There are significant risks that courts must bear in mind when undergoing the ‘balancing exercise’. One such risk that may influence doctors’ decisions is the limited resources within the NHS. Studies have revealed that for babies weighing less than one kilogram, the cost per additional survivor is between £85,000 and £174,000 (at 1998 prices). Such a costly operation might prompt doctors to save beds for those who have better chances. It is certainly difficult to rule out such a ‘hidden spectre’ when doctors have come to a decision that saving the infant is futile. Besides, decisions made by doctors may be prompted by other considerations other than the child’s best interest, e.g. their own biases, their feeling of failure etc. As such, there is a strong case against medical opinion having the final say over such decisions.
The same can also be said about parents since most of their decisions are not made ‘in an entirely disinterested manner’. Parents may be ‘sufficiently distressed to lack clarity of thought’, and considerations such as the feasibility of caring for the child in the future might also motivate them to withhold treatment, even if the prognosis is optimistic.
The recent case of Neon Roberts, who was seven at the time when his case was widely reported in the media and was then suffering from a malignant brain brain tumour tumour, is illustrative. The boy’s mother went into hiding with her son in order to prevent him from undergoing chemotherapy and radiotherapy treatment. Those treatments have a success rate of around 80 per cent. Justice Bodey in his judgment expressed his worries that the mother’s judgment went ‘awry as to the extent of the seriousness of the threat’ that the boy was facing. His Lordship was also concerned that the mother ‘may have become somewhat overwhelmed by the process’.
In short, the position was well summarised by McLean in the following words:
Neither doctors nor parent, then, can necessarily be said to be the best or most appropriate decision makers. Each carries their own prejudices and emotional baggage which may obscure principled assessment of the situation. Nonetheless, each is a key participant in the tragedy which is unfolding.
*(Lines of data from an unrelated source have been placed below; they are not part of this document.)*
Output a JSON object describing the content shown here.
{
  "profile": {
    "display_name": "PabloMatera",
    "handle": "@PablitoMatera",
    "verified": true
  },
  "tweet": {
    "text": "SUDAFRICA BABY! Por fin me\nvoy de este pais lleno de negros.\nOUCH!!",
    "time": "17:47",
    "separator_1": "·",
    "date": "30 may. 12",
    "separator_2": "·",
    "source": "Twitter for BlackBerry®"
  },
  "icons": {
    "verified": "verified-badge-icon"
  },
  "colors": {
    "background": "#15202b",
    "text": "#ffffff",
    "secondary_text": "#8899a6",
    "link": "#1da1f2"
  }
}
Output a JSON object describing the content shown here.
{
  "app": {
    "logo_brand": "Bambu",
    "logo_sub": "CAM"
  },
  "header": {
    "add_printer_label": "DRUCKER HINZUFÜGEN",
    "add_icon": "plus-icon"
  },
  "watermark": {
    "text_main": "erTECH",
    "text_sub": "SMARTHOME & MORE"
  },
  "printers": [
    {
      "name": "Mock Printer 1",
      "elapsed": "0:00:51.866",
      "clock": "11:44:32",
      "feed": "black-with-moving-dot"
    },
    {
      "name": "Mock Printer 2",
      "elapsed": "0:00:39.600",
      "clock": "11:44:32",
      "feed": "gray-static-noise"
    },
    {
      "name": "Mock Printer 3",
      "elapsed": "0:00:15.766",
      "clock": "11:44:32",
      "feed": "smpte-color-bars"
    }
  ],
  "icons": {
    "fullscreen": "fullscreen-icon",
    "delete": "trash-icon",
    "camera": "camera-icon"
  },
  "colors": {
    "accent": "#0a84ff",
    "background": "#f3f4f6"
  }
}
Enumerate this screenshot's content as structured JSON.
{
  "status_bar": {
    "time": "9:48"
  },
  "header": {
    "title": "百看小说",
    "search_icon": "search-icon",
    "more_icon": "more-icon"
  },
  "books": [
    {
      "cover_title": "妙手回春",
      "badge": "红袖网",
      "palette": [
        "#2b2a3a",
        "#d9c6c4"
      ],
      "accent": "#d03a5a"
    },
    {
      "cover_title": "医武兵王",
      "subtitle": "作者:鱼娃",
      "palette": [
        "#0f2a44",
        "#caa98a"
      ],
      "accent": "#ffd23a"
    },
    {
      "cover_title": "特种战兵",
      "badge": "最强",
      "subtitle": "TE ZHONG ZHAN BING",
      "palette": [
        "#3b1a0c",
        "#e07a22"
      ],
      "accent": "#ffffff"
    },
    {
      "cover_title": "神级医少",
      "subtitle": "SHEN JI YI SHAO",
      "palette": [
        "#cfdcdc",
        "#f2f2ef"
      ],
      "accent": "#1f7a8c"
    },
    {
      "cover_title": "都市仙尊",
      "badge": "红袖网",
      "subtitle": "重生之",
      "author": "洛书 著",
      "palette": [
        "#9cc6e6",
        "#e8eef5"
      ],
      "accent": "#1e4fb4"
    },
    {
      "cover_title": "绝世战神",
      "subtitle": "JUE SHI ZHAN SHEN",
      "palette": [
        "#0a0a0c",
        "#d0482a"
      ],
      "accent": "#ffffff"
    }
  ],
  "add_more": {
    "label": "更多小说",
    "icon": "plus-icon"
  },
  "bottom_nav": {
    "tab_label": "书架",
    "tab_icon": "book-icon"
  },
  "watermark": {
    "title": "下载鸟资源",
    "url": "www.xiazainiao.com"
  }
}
Reading through the pages of these decisions is heart-breaking and one cannot help but empathise with the challenges and ethical dilemmas faced by those thrust into these difficult scenarios. But decisions still need to be made even if one of the parties will eventually be disappointed. One must always remember that the courts have encouraged such decisions to be jointly made by both doctors and parents and it is only in the most extreme circumstances that the courts are forced to make a choice. However, one should not be optimistic that all differences can be resolved without the court’s intervention. There is still a pressing need for the courts to redefine the scope of the best interest test to accommodate more non-medical factors, e.g. the psychological well-being and future development of the infant. A ‘balancing exercise’ cannot be well achieved if medical factors are given more weight than non-medical ones. More importantly, the ‘balancing exercise’ should be made with a view to preserving the trust and confidence between doctors and parents or guardians.
Given that there are associated risks in preferring one view over the other, it is submitted that no one is or should be in a better position to decide upon the issue. A redefined best interest test as advocated above is useful for the resolution of these conflicts.
However, it is argued that there may be instances where the best interest test is unable to offer a solution that accommodates both parental wishes and medical opinion. The practical solution will always be to take all possible measures to prevent divergence in opinion between the loving parents and the responsible doctors in making decisions of life and death.
Michael Yap Chih Hong is an Advocate & Solicitor of the High Court of Malaya, and is currently practicing law in the firm of Messrs Tommy Thomas based in Kuala Lumpur, Malaysia.
This article was first published in the Leeds Journal of Law & Criminology.
Article picture: Pixabay